Work task: Check every line below for the word "title" and copy each one that has it.
===== Supplied records
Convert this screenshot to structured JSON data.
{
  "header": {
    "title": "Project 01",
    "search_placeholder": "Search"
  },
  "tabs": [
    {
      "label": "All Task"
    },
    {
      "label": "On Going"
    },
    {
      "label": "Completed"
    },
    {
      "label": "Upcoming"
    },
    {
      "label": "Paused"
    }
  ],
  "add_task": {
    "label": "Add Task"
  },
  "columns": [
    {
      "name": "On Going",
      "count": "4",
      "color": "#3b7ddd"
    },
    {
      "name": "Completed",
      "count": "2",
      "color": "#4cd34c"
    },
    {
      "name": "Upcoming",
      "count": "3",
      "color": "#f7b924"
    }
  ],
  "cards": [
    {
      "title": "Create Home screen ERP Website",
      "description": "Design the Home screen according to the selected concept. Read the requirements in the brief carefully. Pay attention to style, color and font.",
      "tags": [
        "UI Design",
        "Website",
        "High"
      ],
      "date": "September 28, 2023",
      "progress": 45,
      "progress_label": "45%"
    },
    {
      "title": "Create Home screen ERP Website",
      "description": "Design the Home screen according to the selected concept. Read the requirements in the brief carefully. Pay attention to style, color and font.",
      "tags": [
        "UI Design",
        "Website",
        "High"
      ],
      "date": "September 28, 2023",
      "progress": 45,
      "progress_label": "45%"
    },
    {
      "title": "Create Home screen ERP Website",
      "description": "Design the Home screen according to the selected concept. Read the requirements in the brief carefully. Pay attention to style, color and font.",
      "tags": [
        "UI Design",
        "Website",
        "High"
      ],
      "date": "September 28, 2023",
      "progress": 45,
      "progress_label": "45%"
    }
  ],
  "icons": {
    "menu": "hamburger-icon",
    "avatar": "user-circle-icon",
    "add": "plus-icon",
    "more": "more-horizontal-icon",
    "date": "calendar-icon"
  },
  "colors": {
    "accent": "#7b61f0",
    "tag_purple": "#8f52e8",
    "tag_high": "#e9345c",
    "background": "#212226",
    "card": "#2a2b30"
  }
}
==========
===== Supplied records
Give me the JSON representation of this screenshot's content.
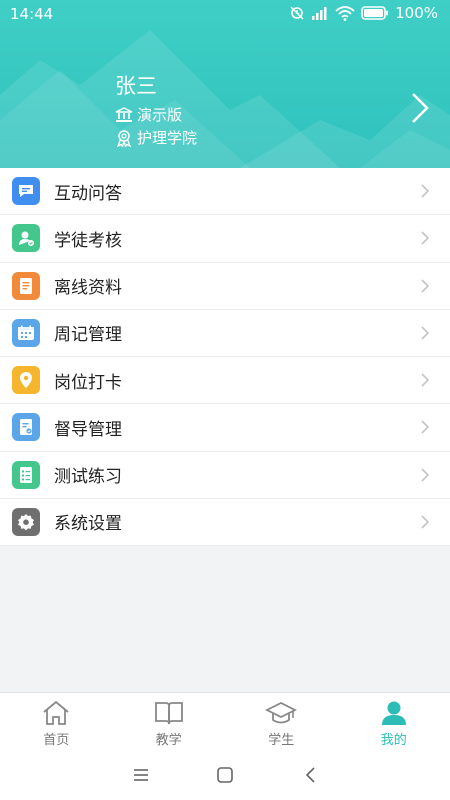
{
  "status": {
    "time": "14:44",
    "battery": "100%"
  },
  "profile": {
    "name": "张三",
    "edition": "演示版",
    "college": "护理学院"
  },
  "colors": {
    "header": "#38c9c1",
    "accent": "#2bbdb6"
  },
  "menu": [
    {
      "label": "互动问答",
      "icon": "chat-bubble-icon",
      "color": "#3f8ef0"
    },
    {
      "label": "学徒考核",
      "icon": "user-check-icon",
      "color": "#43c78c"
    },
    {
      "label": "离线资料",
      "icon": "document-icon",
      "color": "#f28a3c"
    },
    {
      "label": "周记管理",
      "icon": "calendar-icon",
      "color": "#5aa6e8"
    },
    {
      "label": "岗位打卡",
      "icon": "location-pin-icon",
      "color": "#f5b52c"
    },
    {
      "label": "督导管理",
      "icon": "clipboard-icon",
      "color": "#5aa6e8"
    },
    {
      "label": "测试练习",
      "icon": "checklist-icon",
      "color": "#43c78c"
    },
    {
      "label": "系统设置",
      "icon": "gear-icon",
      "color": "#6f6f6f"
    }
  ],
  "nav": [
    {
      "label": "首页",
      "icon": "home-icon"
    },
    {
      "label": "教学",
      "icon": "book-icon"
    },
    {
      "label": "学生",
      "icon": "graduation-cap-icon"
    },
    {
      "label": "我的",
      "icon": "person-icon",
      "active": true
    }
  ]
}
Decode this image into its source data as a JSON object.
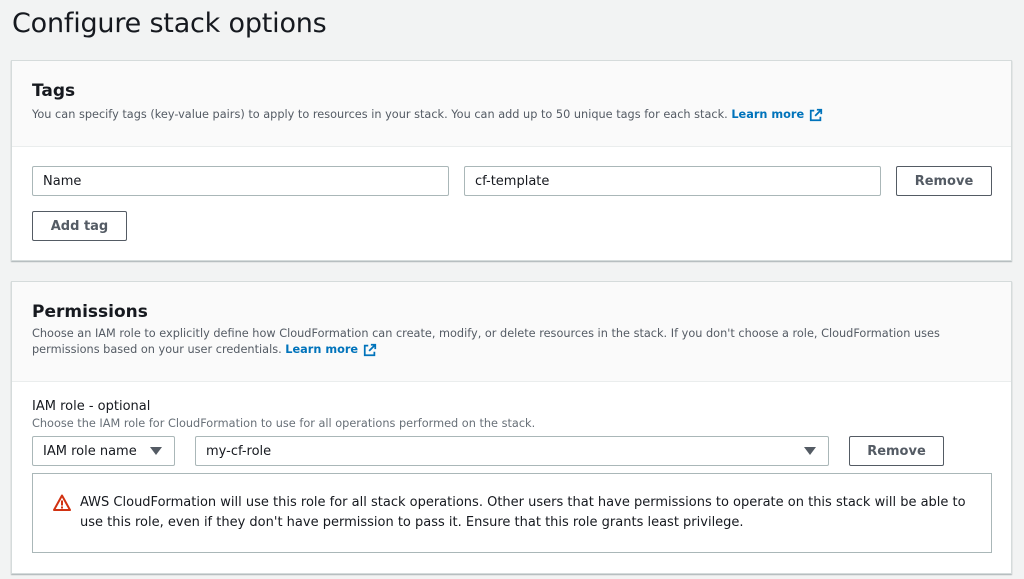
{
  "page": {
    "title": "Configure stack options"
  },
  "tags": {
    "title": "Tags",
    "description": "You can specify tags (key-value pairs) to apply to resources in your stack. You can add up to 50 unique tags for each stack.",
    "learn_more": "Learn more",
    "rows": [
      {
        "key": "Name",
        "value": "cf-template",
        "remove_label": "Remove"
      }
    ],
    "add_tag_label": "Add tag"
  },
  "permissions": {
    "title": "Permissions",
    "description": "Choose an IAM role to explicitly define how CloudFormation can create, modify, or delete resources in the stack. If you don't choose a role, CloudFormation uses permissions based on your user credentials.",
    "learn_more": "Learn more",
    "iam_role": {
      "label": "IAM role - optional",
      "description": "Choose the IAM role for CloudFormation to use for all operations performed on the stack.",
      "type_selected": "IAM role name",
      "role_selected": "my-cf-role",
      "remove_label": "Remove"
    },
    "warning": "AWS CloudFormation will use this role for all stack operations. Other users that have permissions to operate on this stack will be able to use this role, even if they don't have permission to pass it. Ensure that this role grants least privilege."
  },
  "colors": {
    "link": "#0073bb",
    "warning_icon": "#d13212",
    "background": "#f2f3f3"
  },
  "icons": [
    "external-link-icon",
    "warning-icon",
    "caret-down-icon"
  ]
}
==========
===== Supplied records
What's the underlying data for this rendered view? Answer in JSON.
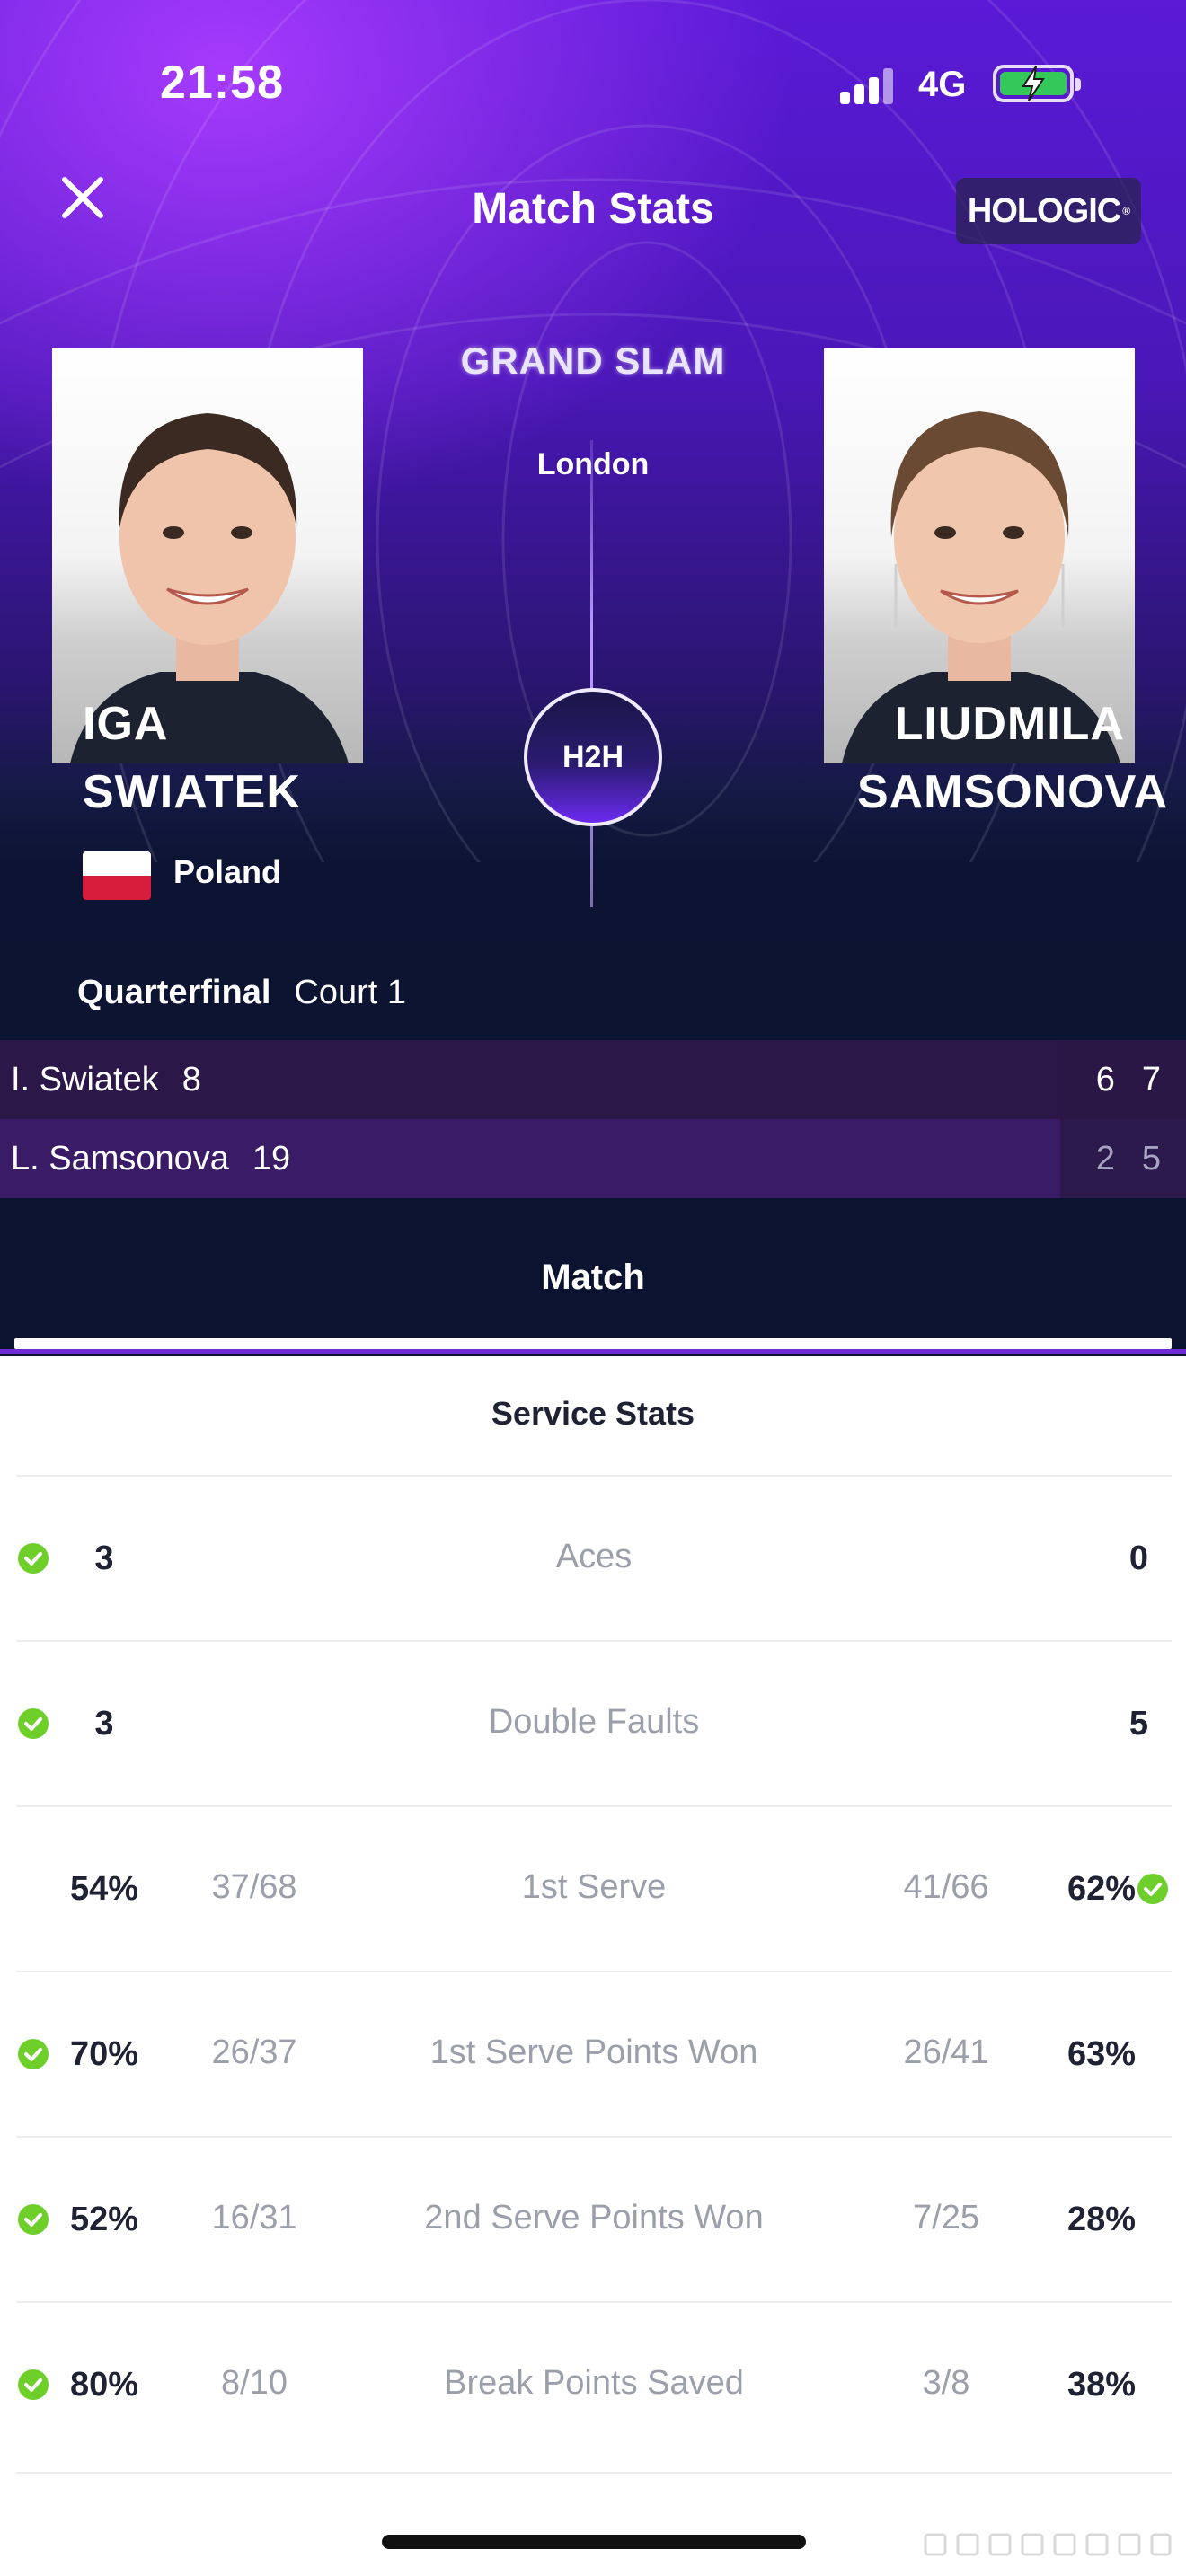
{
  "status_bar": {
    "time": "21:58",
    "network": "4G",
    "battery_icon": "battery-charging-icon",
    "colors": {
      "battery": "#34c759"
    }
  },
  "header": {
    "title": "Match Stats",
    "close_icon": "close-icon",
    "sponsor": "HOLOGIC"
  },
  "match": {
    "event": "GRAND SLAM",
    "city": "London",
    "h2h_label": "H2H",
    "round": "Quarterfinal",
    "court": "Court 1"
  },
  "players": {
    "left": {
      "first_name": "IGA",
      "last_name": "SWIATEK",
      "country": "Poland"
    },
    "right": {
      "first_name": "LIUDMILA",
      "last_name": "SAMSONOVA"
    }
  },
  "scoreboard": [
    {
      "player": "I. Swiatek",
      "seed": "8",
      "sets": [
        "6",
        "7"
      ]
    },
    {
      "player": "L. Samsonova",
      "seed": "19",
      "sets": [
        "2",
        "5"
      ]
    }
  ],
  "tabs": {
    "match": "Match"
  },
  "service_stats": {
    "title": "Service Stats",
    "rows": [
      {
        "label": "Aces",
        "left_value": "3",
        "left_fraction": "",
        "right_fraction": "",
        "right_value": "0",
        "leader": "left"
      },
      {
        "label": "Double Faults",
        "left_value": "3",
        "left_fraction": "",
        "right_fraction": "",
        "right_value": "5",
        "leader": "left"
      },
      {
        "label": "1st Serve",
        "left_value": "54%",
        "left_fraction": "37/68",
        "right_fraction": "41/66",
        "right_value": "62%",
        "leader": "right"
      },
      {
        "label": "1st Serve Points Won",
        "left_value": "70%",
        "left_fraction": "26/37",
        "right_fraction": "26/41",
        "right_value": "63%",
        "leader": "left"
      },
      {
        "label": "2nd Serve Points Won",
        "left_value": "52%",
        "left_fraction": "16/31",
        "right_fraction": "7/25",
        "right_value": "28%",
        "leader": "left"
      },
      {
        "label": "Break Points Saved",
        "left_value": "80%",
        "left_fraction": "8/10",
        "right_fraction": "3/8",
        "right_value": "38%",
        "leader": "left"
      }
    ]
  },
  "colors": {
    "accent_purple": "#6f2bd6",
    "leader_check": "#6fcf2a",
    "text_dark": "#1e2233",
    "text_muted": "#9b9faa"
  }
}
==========
Answer area:
    "title": "Project 01",
      "title": "Create Home screen ERP Website",
      "title": "Create Home screen ERP Website",
      "title": "Create Home screen ERP Website",
    "title": "Configure stack options"
    "title": "Tags",
    "title": "Permissions",
    "title": "Match Stats",
    "title": "Service Stats",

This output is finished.